A Guide to Filipino Sawsawan (Dipping Sauces)
It’s no secret that Filipinos love food.
At the center of every celebration, party, or even a simple gathering is a spread of well-loved dishes served with abundant choices of sawsawan or dipping sauces, a distinctive characteristic of the Filipino cuisine.
Filipino cuisine is a result of hundreds of years of colonization and foreign influences. A lot of its dishes are of foreign origin and have only been modified to suit the Filipino palate.
In her essay Culture Ingested: Notes on the Indigenization of Philippine Food, renowned writer Doreen G. Fernandez said that a way of localizing a foreign dish is by injecting familiar and local flavors, which in one way is done through the use of sawsawan.
But more than indigenizing the dish, it shows the Filipinos’ strong sense of community.
IMAGE Heloise Diamante
The cooks don’t take offense when people add a bit of soy sauce or a dash of salt to their dishes because the diners are involved in the process of making their food as much as the chef. The cook interacts with the people and lets them adjust the dish to their preferred taste.

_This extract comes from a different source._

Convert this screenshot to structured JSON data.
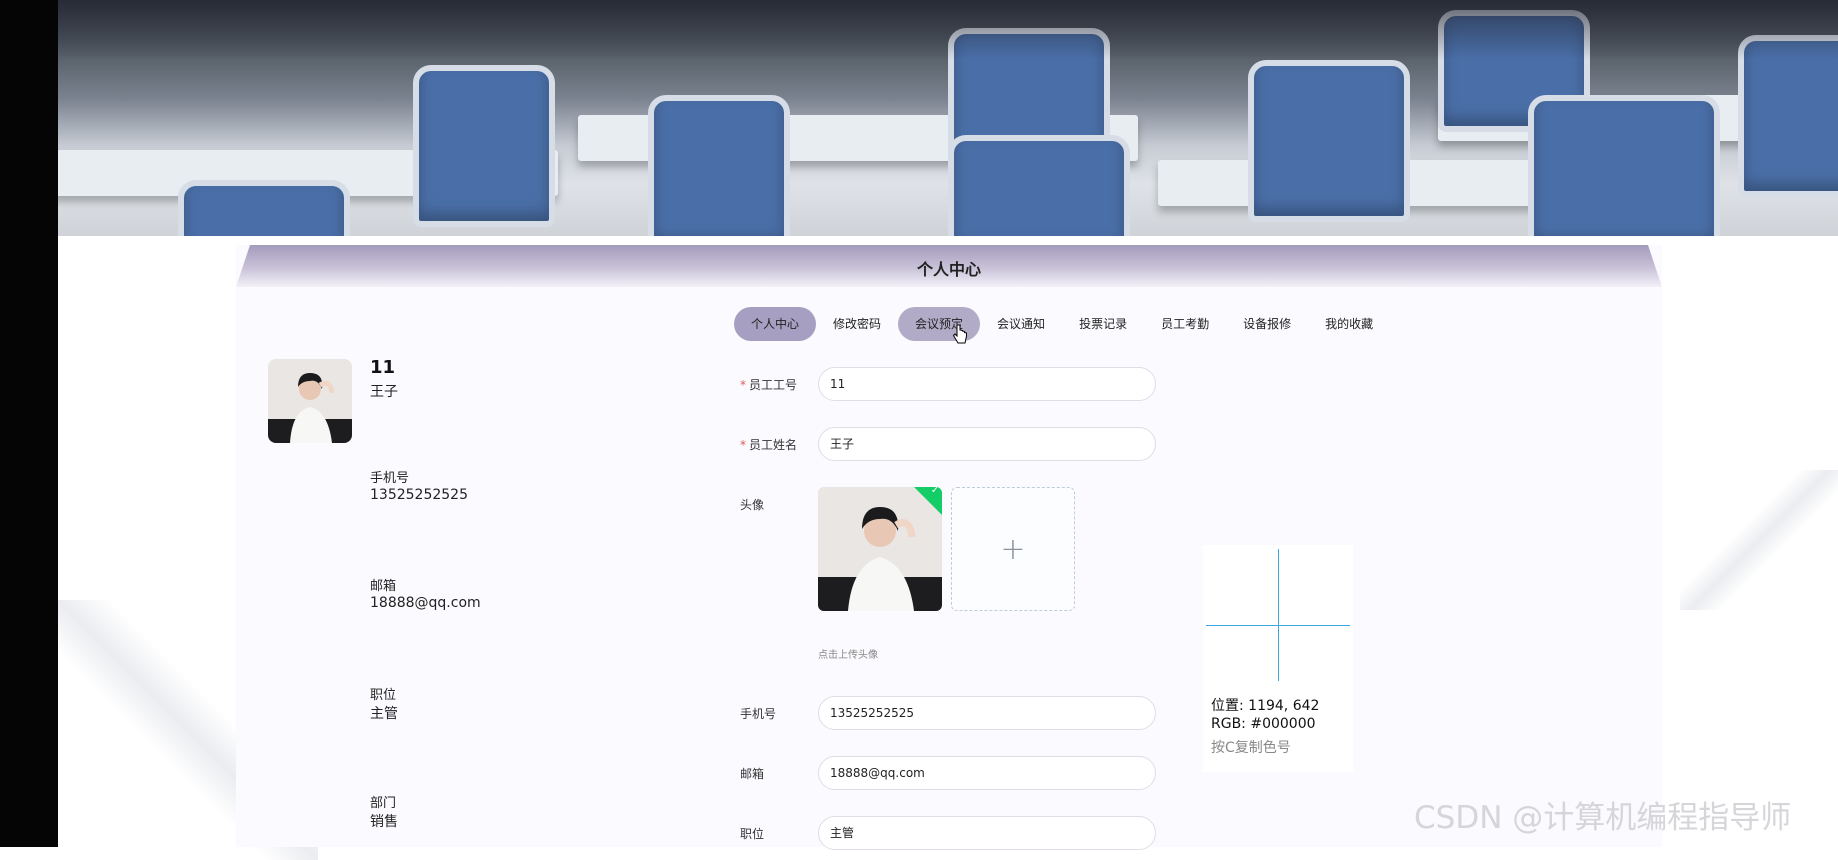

Another interesting thing to note about sawsawan is there is no definite rule on what to use for a certain dish. You can pick whichever will suit your tastebuds or will complete your meal.
The most common ingredients used as sawsawan are basic condiments such as soy sauce, vinegar, and fish sauce. These are often combined with spices like chili, pepper, garlic, onion, and even calamansi or lime.
There are also dipping sauces that are fermented like the bagoong or fermented shrimp paste, or pickled like atchara, which is made with papaya.
Although there is no concrete or established rule, dipping sauces often depend on the type of dish to be eaten. It can also vary per region or location and can be based on what was introduced in the household while growing up.
Below is a list of some of the most common sawsawan and the Filipino dishes they are usually paired with:
Soy sauce is often paired with fried, grilled, and steamed food. Since it is salty, a calamansi or two is squeezed in to give a tinge of sourness to the sauce.
Abe’s Farm’s Knockout Knuckles
Some also add in onion, garlic, and chili for heightened taste and texture. This is often served with deep-fried dishes like Crispy Pata and Bagnet.
Like soy sauce, vinegar is paired with fried and grilled food, often mixed with onion, garlic and chili.
Isla Sugbu’s Crispy Calamares
Vinegar is also a popular dipping sauce for street food like fishball and isaw (chicken intestine), even for the famous balut (fertilized duck egg).
El Corazon’s Pescado Calamar Bola-Bola
The broths of favorite Filipino soup dishes like Sinigang, Nilaga, and Bulalo are often modified with a splash of fish sauce, with a bit of calamansi and chili.
Inapuyan’s Sinigang na Lechon
Bagoong / Alamang (Shrimp Paste)
As green mangoes are extremely sour, Filipinos tend to dip it in a jar of shrimp paste to balance out the taste. Shrimp paste and jicama or singkamas in Filipino are also a common combination.
Marison’s Crispy Tripe Kare-Kare
The popular Filipino viand Kare-Kare (stew in peanut butter sauce) is also best eaten with a serving of homemade shrimp paste.
Atchara (Pickled Papaya)
Made with pickled slices of unripe papaya, carrots, and bell pepper, Atchara is often served alongside grilled and fried Filipino dishes like Chicken Inasal (grilled chicken) and the breakfast staple Tapsilog (cured beef, fried rice, and egg).
Bench Cafe’s Pork BBQ Skewer
More than a necessity and sustenance, food is a way to further understand a place’s culture and history. So the next time you try a Filipino dish, don’t hesitate to ask for sawsawan and experience dining that is truly local.
Sources: Culture Ingested: Notes on the Indigenization of Philippine Food, CNN Philippines, and Philippine Star